====== Entries supplied
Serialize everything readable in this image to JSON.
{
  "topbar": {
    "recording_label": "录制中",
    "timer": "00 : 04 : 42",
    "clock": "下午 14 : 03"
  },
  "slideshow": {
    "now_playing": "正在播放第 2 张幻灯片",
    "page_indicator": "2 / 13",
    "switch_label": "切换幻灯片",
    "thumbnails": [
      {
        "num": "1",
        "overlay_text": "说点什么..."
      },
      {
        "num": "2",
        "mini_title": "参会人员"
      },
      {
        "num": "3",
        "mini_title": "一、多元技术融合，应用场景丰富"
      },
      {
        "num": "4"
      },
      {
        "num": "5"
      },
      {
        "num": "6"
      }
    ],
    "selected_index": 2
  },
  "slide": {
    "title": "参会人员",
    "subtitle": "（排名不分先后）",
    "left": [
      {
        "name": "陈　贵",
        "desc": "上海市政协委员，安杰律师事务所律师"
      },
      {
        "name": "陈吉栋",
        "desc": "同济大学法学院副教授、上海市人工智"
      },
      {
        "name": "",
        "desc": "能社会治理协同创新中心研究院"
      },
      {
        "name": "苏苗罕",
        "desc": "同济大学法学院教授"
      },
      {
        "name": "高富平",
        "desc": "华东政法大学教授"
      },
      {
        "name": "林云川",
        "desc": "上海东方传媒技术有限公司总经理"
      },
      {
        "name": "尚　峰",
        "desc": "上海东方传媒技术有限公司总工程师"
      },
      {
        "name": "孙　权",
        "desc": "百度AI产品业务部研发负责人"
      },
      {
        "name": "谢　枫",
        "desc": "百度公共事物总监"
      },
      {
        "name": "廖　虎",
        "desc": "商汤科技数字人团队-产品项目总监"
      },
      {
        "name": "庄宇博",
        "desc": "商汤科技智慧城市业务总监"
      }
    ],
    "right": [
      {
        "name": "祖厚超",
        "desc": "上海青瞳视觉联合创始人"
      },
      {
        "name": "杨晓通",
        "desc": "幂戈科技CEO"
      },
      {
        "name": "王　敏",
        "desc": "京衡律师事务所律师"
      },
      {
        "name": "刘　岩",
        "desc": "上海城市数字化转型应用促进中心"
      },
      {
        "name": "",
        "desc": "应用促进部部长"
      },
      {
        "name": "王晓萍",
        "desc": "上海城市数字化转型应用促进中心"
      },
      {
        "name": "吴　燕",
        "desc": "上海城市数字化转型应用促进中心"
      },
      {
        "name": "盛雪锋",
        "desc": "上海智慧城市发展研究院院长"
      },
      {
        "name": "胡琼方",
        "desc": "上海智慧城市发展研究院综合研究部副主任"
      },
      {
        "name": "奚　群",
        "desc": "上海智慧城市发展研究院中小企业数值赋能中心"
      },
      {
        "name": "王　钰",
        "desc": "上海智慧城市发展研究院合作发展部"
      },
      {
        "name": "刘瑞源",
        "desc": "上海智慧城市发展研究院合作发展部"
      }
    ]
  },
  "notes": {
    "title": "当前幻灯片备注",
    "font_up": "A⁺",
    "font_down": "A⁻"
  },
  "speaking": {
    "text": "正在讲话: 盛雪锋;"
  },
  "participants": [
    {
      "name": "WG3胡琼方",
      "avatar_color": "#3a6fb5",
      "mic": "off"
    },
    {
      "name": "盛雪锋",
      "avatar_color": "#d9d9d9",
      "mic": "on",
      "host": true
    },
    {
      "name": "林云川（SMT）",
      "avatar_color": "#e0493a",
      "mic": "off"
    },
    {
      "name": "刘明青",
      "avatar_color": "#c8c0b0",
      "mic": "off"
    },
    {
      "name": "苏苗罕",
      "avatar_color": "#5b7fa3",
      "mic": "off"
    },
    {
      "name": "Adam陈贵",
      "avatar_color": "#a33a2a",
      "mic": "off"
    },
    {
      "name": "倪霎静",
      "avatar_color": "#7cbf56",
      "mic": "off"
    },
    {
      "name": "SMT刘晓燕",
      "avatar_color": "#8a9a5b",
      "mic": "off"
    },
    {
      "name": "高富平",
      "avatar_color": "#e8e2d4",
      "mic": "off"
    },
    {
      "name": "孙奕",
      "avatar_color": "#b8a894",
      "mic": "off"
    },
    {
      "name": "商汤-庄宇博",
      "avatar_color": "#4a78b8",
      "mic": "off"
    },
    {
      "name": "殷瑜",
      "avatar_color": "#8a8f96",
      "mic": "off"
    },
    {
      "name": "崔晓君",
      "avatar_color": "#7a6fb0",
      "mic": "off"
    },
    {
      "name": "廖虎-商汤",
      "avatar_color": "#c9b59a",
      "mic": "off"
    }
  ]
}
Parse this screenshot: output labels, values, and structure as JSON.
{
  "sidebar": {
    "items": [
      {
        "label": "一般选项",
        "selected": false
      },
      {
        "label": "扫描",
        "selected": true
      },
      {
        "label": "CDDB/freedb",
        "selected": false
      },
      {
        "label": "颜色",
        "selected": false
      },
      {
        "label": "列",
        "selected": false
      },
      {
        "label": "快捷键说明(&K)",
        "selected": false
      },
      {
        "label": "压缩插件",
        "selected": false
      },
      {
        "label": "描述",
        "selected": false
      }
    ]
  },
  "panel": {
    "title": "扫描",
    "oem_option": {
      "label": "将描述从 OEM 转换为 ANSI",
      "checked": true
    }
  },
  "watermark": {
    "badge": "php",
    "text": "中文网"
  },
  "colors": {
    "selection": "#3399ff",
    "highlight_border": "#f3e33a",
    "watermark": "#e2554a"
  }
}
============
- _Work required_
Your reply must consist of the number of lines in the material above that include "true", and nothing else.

- _Completed task_
3